Autism Together’s Future 50 appeal and building project will see its original residential home, Raby Hall in Wirral replaced with an autism-specific building. Based over three floors, the top two floors will offer accommodation for 12 individuals and the ground floor will include consulting and therapy rooms.
It will be an in-patient assessment and treatment unit and out-patient diagnostic centre. The staff team will include community psychiatric and clinical nurses along with highly-trained autism support workers.
Jane explained, ‘Our assessment unit will be a short-term service. People will be referred through their clinical commissioning group or the clinical route. To get a true understanding of an individual and then put in autism strategies and support packages will take around two months. Then we’ll offer a passport for each person showing their person-centred strategies, such as “this is how best to support me” and “this is what I need from my environment”. This should take them back to their normal environment.
‘We feel that commissioners won’t want people to remain indefinitely in our care as it would unbalance local provision and budgets. Assuming an individual has to travel from out of area into our assessment service (and this is likely to happen, as we’ll be providing such a highly-specialised provision), then it is better for them and their families if the step-down element happens back in their home town.
‘Having said that, a temporary step down within the assessment facility is possible. People, for example, could be supported to have more say in their lives in order to build them up ready for the transition back home.’
The project will roll out in a series of stages over five years.
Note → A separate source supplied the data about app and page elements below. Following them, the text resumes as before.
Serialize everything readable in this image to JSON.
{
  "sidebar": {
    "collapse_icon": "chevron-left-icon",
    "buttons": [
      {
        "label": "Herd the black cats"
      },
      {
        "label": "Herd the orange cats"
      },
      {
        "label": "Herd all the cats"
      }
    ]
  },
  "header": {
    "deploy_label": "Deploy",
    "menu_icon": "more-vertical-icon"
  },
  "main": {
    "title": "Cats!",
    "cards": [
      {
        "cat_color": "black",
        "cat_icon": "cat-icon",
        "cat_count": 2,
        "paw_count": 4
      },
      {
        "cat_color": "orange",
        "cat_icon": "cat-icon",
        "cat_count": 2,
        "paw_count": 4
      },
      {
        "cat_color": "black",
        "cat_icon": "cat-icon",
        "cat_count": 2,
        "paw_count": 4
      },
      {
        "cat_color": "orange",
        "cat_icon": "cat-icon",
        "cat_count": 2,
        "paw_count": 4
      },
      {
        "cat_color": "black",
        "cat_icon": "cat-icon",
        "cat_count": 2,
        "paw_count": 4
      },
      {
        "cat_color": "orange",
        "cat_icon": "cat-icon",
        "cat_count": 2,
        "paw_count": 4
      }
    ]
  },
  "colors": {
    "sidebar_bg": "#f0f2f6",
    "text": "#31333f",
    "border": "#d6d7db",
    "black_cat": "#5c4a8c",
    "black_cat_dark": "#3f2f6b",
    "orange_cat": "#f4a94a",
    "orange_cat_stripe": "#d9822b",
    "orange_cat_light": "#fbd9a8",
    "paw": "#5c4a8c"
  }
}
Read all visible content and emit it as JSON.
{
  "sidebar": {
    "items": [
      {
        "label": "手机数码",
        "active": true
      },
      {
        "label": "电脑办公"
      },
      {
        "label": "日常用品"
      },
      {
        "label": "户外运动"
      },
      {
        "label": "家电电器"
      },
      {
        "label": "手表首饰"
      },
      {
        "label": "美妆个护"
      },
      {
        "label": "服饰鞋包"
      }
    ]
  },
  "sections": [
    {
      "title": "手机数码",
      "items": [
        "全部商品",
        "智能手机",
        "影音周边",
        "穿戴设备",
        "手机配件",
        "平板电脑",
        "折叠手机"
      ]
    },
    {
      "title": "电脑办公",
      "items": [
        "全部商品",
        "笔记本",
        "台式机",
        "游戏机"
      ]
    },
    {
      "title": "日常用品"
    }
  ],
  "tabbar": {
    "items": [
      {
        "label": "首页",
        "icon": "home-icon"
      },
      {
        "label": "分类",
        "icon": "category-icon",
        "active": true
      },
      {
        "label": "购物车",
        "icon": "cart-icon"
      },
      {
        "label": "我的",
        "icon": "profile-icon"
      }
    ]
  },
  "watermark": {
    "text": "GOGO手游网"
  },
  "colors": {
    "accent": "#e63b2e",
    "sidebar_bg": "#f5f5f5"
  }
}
Each stage will be thoroughly evaluated and will start with trials at an existing service. Jane added, ‘We’ll then monitor their progress and try to understand what elements of the living environment work best for the people we support. It is at this point, with all this learning under our belt, that we’ll be able to start the big build of Raby Hall, which will become the assessment unit.
‘Our methodology must be painstaking. These individuals need to feel warm and secure. They need an environment that won’t impact on them negatively. We need to get to know them and to see how our autism approaches are able to support them. To do all this well, we will have extremely highly-trained autism support and clinical staff and a state-of-the-art, autism-specific building in which to work.’